Book Club Selections
The Messenger Public Library has two monthly book clubs - the Messenger Library Book Discussion Group, which meets on a Monday evening, and the Morning Coffee Break with a Book, which meets on a Tuesday morning. Below are the selections for the group's next meeting. Come and join us!
Messenger Evening Book Discussion Group
Thursday, May 5 -- Glitter and Glue by Kelly Corrigan
Enjoy a lively discussion of month's selection, "Glitter and Glue" by Kelly Corrigan. Copies will be available at April's meeting as well as at the Check Out Desk.
"From the author of The Middle Place comes a new memoir that examines the bond-sometimes nourishing, sometimes exasperating, occasionally divine-between mothers and daughters." from the publisher
Thursday, June 2 -- Gold by Chris Cleave
This month's selection is "Gold" by Chris Cleave. Copies will be available at May's meeting as well as at the Check Out Desk.
"What would you sacrifice for the people you love? Kate and Zoe met at nineteen when they both made the cut for the national training program in track cycling-a sport that demands intense focus, blinding exertion, and unwavering commitment. They are built to exploit the barest physical and psychological edge over equally skilled rivals, all of whom are fighting for the last one tenth of a second that separates triumph from despair. Now at thirty-two, the women are facing their last and biggest race: the 2012 Olympics. Each wants desperately to win gold, and each has more than a medal to lose." from the publisher
Thursday, July 7 -- Circling the Sun by Paula McLaine
July's selection is "Circling the Sun" by Paula McLain. Copies will be available at June's meeting as well as at the Check Out Desk.
"Transporting readers to colonial Kenya in the 1920's, this book brings to life a fearless and captivating woman-Beryl Markham, a record-setting aviator caught up in a passionate love triangle with safari hunter Denys Finch Hatton and Karen Blixen, author of the classic memoir Out of Africa." from the publisher
Morning Coffee Break & a Book
Tuesday, April 26 -- Above All Things by Tanis Rideout
This month's selection is "Above All Things" by Tanis Rideout. Copies will be available at the March meeting and at the Check Out Desk.

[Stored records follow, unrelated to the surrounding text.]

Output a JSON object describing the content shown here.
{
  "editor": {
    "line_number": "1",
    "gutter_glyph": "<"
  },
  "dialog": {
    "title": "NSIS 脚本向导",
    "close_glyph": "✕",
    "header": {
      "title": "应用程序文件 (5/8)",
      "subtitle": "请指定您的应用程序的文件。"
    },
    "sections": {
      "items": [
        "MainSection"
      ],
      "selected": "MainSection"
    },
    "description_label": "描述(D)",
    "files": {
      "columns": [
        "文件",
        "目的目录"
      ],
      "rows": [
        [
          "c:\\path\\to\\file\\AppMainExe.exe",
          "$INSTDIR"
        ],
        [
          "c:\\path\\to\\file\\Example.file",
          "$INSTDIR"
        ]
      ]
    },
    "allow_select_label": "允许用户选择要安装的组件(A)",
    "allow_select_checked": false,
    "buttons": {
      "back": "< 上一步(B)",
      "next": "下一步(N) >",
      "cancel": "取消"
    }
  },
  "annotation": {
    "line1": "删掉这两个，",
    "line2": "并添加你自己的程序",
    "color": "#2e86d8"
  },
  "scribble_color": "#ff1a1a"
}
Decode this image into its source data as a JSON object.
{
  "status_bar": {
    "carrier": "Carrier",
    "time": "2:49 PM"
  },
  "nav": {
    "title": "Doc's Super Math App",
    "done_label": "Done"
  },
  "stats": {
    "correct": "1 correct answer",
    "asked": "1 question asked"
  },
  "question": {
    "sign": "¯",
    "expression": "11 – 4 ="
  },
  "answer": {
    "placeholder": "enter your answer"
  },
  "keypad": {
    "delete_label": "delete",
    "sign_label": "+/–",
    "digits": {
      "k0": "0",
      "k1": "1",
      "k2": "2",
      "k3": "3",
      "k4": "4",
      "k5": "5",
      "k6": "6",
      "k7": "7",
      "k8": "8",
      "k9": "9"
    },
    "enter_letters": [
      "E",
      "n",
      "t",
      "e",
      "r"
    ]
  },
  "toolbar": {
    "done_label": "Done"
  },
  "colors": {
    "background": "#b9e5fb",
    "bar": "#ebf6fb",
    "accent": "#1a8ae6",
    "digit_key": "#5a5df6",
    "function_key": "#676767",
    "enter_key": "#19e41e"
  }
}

Blending historical facts with imaginative fiction, Tanis Rideout interweaves the story of George Mallory's ill-fated 1924 attempt to be the first man to conquer Mount Everest and a single day in the life of his wife as she waits at home in England for news of his return.
Tuesday, May 24 -- Everything She Forgot by Lisa Ballantyne
This month's selection is "Everything She Forgot" by Lisa Ballantyne. Copies will be available at April's meeting and at the Check Out Desk.
"They're calling it the worst pile-up in London history. Driving home, Margaret Holloway has her mind elsewhere when she's rear-ended and trapped in the wreckage. Just as she begins to panic, a disfigured stranger pulls her from the car just seconds before it's engulfed in flames. Then he simply disappears. Though she escapes with minor injuries, Margaret feels that something's wrong. Her emotions are running wild. She's having trouble concentrating. More than that, flashbacks to the crash are also dredging up lost associations from her childhood, fragments of events that were wiped from her memory. Whatever happened, she didn't merely forget, she chose to forget. And somehow, Margaret knows deep down that it's got something to do with the man who saved her." From the publisher
Tuesday, June 28 -- The Boys in the Boat by Daniel James Brown
This month's selection is "The Boys in the Boat: Nine Americans and Their Epic Quest for Gold at the 1936 Berlin Olympics" by Daniel James Brown. Copies will be available at May's meeting and at the Check Out Desk.
The #1 New York Times bestselling story about American Olympic triumph in Nazi Germany. For readers of Unbroken, out of the depths of the Depression comes an irresistible story about beating the odds and finding hope in the most desperate of times - the improbable, intimate account of how nine working-class boys from the American West showed the world at the 1936 Olympics in Berlin what true grit really meant.